(This article appeared previously on MarketWatch.com. Since this commentary piece was published, representatives of Robin Williams's estate have stated that the 2009 trust documents in which the author's analysis is based are no longer in effect. MarketWatch has updated the article to reflect that information.)
Robin Williams was many things — a genius comedian, an Academy Award winning actor and generous philanthropist. He was also a father.
Early reports suggest that he also tried to protect his children from the hazards of “affluenza
” often seen when children receive a massive inheritance at one time, when they are potentially too young to manage it.
(MORE: Robin Williams, Depression and Suicide)
A Graduated Trust
“Under the trust, his kids, 22-year-old Cody, 25-year-old Zelda and 31-year-old Zachary received money … but in steps … When each turned 21 they got one-third of the share. When they turned 25 they got half of what remained. When they turned 30 they each got their full share.”
Trusts are meant to be private, and the fact that this document exists does not necessarily mean that the trusts are still in place. There are strategies which in some cases allow trust assets to be moved from one trust to another with different terms.
Williams' publicist, Mara Buxbaum, told Investment News that the plan referenced by TMZ was two old insurance trusts that aren't currently part of the actor's estate or estate plan.
Answering the questions of “How much is enough?” and “When is the right time?” on children's inheritance, though, is a worthy topic of discussion.
(MORE: How Robin Williams' Kindness Touched My Family)
According to the report, the trusts for the actor’s children weren't dependent upon his death, so he had taken steps to set up and fund the trusts before his death. This is a common move for wealthy individuals who may have children from prior marriages or an estate-tax issue.
Every family's situation and goals for bequeathing assets to their adult children are different. Here are my thoughts on questions you can ask yourself to plan how to leave money to your children:
1. Do you leave it to your children while you are still alive?
Some people decide, as Robin Williams apparently did, that it's better to hand down wealth to adult children while you, the parent, are still alive. (Of course, you have to have more than enough assets for yourself to be able to do that.) One benefit is that you will have some ability to help guide your children's decisions, and it can be hugely rewarding to watch them build their lives responsibly with the help of the gifts you have given them.
If you have an estate-tax issue, making substantial gifts while you are alive can help to get the future appreciation of the assets out of your taxable estate — which saves tax dollars down the road.
Finally, being able to see a trial run of how your children handle money can also help you to make decisions about what happens at your death. With children from prior marriages (especially if one spouse is younger), making transfers while you are alive can help to avoid complications or relational issues at your death.
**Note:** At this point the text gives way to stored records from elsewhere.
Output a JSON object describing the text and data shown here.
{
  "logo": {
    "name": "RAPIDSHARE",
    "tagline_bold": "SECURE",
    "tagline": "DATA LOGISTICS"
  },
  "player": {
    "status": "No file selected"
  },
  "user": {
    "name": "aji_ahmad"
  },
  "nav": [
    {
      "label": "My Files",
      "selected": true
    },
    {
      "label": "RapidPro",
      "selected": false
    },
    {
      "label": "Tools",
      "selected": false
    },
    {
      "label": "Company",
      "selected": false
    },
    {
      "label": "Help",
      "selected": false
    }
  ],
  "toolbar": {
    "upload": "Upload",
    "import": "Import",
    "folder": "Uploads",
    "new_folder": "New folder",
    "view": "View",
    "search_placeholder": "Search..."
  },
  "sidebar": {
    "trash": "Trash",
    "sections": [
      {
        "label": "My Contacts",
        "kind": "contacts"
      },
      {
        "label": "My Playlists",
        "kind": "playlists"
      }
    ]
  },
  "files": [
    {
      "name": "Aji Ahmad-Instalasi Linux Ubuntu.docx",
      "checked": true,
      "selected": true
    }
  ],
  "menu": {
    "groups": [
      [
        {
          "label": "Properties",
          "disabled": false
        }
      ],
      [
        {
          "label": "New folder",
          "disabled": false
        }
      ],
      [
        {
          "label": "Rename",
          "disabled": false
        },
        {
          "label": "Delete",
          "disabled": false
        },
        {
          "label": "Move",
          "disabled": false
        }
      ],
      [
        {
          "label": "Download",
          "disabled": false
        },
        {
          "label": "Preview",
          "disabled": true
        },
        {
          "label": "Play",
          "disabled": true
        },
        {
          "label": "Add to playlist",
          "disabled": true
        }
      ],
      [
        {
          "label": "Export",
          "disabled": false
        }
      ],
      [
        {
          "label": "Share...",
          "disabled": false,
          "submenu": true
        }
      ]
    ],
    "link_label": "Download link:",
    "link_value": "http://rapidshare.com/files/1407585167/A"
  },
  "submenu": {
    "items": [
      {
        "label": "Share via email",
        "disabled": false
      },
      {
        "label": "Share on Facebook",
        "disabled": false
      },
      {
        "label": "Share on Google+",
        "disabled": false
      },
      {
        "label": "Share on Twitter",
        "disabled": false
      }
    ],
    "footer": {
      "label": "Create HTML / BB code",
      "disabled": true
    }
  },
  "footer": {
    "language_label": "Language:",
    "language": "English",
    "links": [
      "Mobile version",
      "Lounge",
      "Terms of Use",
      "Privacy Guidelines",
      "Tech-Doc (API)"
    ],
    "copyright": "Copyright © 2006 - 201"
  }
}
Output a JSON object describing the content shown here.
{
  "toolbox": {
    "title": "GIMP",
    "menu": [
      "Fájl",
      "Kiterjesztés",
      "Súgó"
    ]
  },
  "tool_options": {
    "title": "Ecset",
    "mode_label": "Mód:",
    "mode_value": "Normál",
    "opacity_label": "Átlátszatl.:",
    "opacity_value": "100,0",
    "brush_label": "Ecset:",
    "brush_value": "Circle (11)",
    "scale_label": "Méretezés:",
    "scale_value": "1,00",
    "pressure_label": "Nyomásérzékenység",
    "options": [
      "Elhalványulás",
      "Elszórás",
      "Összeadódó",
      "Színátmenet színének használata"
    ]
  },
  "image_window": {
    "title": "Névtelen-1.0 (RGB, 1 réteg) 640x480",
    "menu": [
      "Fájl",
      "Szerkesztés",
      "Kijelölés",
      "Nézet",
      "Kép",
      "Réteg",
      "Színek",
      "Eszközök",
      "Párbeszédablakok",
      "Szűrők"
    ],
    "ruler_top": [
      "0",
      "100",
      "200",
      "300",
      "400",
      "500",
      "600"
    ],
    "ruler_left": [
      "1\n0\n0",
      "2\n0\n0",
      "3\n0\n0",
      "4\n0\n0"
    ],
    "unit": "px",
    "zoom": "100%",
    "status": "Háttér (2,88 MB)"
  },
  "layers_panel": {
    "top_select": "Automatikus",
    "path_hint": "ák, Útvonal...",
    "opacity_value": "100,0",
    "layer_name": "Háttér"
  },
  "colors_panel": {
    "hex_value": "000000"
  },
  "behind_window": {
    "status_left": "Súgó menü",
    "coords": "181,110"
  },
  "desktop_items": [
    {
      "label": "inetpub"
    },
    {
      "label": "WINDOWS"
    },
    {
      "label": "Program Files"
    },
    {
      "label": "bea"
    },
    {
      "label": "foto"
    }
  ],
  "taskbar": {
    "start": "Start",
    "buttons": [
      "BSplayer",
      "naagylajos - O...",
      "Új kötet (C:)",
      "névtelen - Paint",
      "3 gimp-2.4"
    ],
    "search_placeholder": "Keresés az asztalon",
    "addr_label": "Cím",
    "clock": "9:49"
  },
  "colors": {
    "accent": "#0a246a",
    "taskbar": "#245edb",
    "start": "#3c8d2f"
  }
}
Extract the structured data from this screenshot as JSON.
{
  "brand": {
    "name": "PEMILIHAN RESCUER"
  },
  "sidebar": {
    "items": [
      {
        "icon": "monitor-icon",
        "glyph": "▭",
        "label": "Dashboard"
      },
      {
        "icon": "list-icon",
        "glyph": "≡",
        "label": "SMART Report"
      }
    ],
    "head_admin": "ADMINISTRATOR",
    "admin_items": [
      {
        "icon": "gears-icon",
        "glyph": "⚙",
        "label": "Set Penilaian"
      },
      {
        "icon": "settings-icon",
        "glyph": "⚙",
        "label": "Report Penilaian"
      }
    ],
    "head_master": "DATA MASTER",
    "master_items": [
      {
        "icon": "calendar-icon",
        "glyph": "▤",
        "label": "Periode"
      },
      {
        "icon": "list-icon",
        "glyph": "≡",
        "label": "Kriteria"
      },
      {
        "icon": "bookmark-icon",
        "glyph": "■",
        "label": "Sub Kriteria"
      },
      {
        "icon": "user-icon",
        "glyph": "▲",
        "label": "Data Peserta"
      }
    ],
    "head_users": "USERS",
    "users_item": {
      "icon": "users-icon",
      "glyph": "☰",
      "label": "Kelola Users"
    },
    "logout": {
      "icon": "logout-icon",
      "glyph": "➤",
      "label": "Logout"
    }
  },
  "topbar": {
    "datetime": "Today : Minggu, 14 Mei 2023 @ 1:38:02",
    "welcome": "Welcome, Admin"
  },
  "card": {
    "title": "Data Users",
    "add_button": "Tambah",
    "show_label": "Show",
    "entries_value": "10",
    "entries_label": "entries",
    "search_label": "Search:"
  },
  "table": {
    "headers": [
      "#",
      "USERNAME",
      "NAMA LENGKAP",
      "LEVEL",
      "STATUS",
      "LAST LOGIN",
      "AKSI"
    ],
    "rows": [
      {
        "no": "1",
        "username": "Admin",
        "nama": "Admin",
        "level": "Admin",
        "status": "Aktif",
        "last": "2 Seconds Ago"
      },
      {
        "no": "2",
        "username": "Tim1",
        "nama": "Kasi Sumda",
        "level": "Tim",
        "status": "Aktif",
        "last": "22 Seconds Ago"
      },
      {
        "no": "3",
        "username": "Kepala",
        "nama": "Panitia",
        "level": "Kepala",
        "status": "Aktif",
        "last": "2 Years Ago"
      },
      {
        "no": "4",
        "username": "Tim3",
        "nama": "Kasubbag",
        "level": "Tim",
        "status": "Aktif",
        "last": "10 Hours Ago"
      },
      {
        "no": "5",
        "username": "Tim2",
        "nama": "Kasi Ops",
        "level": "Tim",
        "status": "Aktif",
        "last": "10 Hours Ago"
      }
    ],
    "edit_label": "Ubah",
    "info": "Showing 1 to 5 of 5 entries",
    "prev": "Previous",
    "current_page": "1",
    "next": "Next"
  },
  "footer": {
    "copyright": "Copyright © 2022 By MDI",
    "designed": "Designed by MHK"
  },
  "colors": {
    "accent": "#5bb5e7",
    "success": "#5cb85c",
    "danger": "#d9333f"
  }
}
(MORE: What Inheritance Do You Owe Your Kids?)
2. If you leave assets for your children upon your death, do you give the funds to them outright? Or do you plan to have the funds held in trust?
If you leave assets to your children outright upon your death, you may be risking leaving a large amount of wealth in a lump sum to someone who may not be fully ready to manage the funds responsibly. Many wealthy individuals choose to have assets for their children held in trust, where they can create criteria for when and why the funds will be distributed.
Trusts can also offer some asset protection from creditors and divorce.
3. Do you hold the assets in trust for their lifetime? Or do you distribute principal at points in time?
Robin Williams's decision to have the money distributed in three segments at different ages is a common solution.
In 2009, when he created the trust, his children were either in or close to adulthood. His decision to distribute assets at three different ages allows for them to have a second and third chance. If they make a mistake with how they spend the first distribution, they have five years to learn and mature before receiving the next. Williams' plans actually demonstrate a level of trust in his adult children as many high-net-worth families choose to have funds held in trust for their children's lifetimes.
It surprises me a bit that he would have the assets distributed to them at such young ages, even though his trust spreads out the disbursements over several five-year periods. The age of 21 just seems young for receiving assets. Perhaps this particular trust wasn't that large from an asset standpoint.
Trust terms, which dictate how accessible funds are to heirs while the assets are in trust, can vary quite a bit. In some cases income is paid out each year and principal is only available for specific circumstances like health, education, weddings or starting a business. In other cases these decisions are made by the trustee — which can be anyone from the beneficiary to a family member to a corporate trustee.
4. Who should draft a trust for your heirs?
In my experience, I have seen many mistakes from people trying to “do it themselves” with a trust that they have downloaded from the Internet or tried to draft themselves. To me, when it comes to money, it is extremely important to seek competent advice from the right professionals. That's why my firm always recommends that a reputable estate-planning attorney handles our clients' legal documents, whether a trust or a will or power of attorney.
Annika Ferris Cushnie is a wealth advisor and partner at Brightworth, a wealth management firm located in Atlanta, Ga., serving clients nationally.
This article is reprinted with permission from MarketWatch.com. © 2013 Dow, Jones & Co., Inc. All Rights Reserved.